I am very hopeful. I'm always hopeful, because as long as there are new children, there will be people who can learn from the mistakes of their parents and there will always be people that will try to make things good again. As long as there is one tree, we can help that tree become a whole forest if we just plant the seeds. We can reverse a lot, but we have to do something now.
I feel like things are starting to happen now. We don't hear about the good things that happen everyday. Everyday, a lot of big changes and a lot of small changes that have big effects are made. Everyday, people do things to help. I'm very hopeful, because without hope, there will be no need to try. That's why people need to have hope and believe that it will be worth trying.
I will always be a big speaker of human emotions. I feel that music can be the emotional education for people. We have no other place that teaches us how to deal with emotions and how to understand them. People don't always like to talk about emotions. But I'll always write music that I hope can be best friends to people and can help people educate themselves within their own emotions.
I really like speaking my opinions about things that I feel are important and things that I care about in my songs. I can feel that my fans really care about these things too. I wouldn't be able to make any change without my fans. It's only because of my fans that I can actually do some good with my little time on this Earth. Together, we are so powerful; we are a whole wave together. I'm definitely going to continue to speak my opinions and my perspectives in my songs as long as I'm here.
You're already working on a new album. Can you share a little more?
I'm actually working on two albums and I don't know which album I will release first. One of them requires quite a lot of travelling and time. The song 'A Different Kind of Human' is actually a hint for one of the albums and for the direction I'm going in. The other album will be completely different and it will be very fun. The next album I'm going to release will still be quite political and emotional, but I'm quite inspired in a different way now. It will be even more emotional than the others, and even more powerful. It's also more quiet. I will try to incorporate a lot of nature in it and capture the beauty of life.
It’s really exciting and it's going to be, I think, the best album.
Catch AURORA live at Neon Lights 2019, which will be happening on 23 and 24 November, 1pm till late, at Fort Canning Green.
Tickets are available at www.neonlights.sg and SISTIC.
Single Day (Sunday, 24th November) Tier 2 tickets are available at S$128 while Weekend Tier 2 tickets are available at $245. Additionally, a group ticketing option at six tickets for the price of five is available for Sunday, 24th November and Two-Day Passes only for a limited period.
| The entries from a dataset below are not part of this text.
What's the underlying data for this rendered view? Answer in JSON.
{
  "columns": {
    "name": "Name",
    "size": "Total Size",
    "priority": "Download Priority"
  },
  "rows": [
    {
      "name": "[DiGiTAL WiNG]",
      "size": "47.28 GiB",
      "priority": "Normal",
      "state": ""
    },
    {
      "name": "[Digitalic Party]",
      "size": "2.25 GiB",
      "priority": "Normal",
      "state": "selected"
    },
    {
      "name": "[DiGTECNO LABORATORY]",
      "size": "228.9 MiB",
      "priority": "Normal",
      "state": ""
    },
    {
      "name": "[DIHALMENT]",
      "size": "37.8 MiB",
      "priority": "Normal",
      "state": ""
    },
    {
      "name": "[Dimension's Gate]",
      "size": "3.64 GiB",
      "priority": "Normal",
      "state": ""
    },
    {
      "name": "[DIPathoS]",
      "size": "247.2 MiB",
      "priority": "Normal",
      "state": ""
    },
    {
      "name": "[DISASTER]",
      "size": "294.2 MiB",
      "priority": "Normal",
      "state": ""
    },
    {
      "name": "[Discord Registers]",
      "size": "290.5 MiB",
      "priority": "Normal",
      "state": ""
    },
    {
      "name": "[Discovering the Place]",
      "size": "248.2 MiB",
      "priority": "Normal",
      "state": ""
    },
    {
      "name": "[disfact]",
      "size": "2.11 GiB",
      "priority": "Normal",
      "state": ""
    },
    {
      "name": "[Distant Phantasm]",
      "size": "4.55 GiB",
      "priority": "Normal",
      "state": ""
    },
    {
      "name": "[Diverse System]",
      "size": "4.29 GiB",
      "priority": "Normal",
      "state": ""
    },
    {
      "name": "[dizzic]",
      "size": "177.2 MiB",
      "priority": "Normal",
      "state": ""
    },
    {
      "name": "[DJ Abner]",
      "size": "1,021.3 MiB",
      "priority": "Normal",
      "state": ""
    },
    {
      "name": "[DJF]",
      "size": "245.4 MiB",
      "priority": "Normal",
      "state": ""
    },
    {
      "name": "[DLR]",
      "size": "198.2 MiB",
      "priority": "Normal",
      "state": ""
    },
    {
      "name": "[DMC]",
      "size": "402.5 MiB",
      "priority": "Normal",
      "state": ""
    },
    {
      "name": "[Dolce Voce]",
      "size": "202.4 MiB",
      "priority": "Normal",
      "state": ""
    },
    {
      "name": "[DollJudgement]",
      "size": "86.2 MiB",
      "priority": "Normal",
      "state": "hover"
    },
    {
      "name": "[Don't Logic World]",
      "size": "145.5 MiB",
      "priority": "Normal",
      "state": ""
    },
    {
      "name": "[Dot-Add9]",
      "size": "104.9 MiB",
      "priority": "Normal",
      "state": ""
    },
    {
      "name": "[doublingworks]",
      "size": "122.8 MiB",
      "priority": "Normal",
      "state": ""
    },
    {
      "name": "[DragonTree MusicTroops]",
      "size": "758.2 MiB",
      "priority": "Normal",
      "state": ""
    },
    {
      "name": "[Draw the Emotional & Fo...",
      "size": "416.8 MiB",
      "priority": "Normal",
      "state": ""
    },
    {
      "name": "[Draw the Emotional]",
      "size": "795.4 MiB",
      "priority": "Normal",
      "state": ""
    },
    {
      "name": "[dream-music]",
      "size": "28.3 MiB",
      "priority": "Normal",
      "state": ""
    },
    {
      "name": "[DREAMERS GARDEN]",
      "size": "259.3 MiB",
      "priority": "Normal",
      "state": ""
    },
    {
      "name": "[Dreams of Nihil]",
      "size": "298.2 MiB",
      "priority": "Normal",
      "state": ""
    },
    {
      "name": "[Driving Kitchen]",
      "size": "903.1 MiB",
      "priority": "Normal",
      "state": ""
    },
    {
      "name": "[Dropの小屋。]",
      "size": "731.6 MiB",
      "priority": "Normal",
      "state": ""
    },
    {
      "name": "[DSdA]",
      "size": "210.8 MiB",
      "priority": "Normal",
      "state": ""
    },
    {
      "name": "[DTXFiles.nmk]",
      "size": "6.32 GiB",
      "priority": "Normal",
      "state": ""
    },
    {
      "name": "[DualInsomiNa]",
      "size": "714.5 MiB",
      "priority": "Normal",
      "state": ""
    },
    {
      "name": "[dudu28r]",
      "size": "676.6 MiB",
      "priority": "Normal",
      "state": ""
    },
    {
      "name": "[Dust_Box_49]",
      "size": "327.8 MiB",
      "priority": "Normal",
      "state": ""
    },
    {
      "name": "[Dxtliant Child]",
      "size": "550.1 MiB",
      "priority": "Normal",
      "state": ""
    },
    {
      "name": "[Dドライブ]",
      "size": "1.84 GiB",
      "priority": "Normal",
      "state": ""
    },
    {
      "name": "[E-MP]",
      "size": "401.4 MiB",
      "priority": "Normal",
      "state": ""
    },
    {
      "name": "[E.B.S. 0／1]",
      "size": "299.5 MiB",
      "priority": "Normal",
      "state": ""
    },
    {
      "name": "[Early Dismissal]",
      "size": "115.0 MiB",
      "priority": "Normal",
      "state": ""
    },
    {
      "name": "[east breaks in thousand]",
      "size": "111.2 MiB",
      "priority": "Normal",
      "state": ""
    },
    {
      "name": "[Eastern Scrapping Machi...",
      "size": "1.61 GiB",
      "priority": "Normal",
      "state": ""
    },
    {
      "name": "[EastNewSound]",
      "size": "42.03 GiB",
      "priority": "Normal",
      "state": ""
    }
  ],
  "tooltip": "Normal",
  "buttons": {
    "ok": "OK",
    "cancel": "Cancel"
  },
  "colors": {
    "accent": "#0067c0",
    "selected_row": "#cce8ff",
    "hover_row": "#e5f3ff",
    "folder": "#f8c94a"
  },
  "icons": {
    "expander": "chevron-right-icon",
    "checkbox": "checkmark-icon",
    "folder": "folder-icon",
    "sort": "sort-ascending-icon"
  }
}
Fans who have already bought Single Day (Saturday, 23rd November) tickets will have the option to Add-On to their purchase.